Factory jobs disappeared. Inflation soared. Unemployment climbed to alarming levels. The hungry lined up at soup kitchens.
It wasn't the Great Depression. It was the 1981-82 recession, widely considered America's worst since the depression.
That painful time during Ronald Reagan's presidency is a grim marker of how bad things can get. Yet the current recession could slice deeper into the U.S. economy.
If it lasts into April—as it almost surely will—this one will go on record as the longest in the postwar era. The 1981-82 and 1973-75 recessions each lasted 16 months.

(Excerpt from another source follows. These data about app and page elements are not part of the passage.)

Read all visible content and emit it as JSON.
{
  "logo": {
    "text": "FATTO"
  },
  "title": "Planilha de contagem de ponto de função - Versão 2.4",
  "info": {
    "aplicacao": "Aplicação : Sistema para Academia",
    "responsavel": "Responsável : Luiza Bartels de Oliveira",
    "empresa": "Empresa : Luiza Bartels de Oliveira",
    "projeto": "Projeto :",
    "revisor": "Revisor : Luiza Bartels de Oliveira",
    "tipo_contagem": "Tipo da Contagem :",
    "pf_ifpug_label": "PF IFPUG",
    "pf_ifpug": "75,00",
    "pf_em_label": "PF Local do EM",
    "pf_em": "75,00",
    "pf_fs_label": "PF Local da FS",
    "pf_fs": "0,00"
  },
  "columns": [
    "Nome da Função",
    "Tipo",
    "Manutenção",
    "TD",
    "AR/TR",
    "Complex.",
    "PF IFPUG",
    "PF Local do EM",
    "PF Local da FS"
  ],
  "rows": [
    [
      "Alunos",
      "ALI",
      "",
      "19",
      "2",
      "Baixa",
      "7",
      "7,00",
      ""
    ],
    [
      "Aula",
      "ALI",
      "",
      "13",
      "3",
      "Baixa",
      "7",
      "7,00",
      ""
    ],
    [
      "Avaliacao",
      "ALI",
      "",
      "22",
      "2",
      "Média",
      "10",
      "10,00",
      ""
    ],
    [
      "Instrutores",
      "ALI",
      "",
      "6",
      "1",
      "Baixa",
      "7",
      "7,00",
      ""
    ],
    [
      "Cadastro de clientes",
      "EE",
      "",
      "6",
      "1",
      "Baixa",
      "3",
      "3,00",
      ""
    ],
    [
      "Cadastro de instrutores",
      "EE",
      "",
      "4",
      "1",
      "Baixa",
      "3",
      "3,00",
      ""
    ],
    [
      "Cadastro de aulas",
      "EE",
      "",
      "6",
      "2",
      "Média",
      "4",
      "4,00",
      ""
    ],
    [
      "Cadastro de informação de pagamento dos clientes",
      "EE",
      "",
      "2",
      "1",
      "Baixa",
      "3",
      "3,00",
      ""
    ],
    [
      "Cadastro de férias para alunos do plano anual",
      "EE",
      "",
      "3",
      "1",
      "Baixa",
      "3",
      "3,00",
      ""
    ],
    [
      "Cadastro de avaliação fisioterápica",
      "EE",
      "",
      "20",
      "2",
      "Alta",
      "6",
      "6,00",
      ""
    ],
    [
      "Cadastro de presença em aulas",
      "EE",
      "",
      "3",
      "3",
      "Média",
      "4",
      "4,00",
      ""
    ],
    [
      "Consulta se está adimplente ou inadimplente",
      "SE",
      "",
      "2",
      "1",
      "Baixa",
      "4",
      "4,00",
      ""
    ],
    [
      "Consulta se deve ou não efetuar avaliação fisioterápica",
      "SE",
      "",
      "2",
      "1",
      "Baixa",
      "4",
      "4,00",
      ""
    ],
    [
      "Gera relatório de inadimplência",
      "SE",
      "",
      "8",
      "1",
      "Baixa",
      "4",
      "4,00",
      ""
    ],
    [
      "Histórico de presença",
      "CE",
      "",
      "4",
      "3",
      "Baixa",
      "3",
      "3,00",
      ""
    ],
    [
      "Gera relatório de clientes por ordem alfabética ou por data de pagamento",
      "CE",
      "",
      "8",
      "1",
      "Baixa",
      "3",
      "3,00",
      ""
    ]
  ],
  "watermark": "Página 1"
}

Unemployment hasn't reached 1982 levels and the gross domestic product hasn't fallen quite as far. But the hurt from this recession is spread more widely and uncertainty about the country's economic health is worse today than it was in 1982.
Back then, if someone asked if the nation was about to experience something as bad as the Great Depression, the answer was, "Quite clearly, `No,"' said Murray Weidenbaum, chairman of the Council of Economic Advisers in the Reagan White House.
"You don't have that certainty today," he said. "It's not only that the downturn is sharp and widespread, but a lot of people worry that it's going to be a long-lasting, substantial downturn."
For months, headlines have compared this recession with the one that began in July 1981 and ended in November 1982.
-- In January, reports showed 207,000 manufacturing jobs vanished in the largest one-month drop since October 1982.
-- Major automakers' U.S. sales extended their deep slump in February, putting the industry on track for its worst sales month in more than 27 years.
-- Struggling homebuilders have just completed the worst year for new home sales since 1982.
-- There are 12.5 million people out of work today, topping the number of jobless in 1982.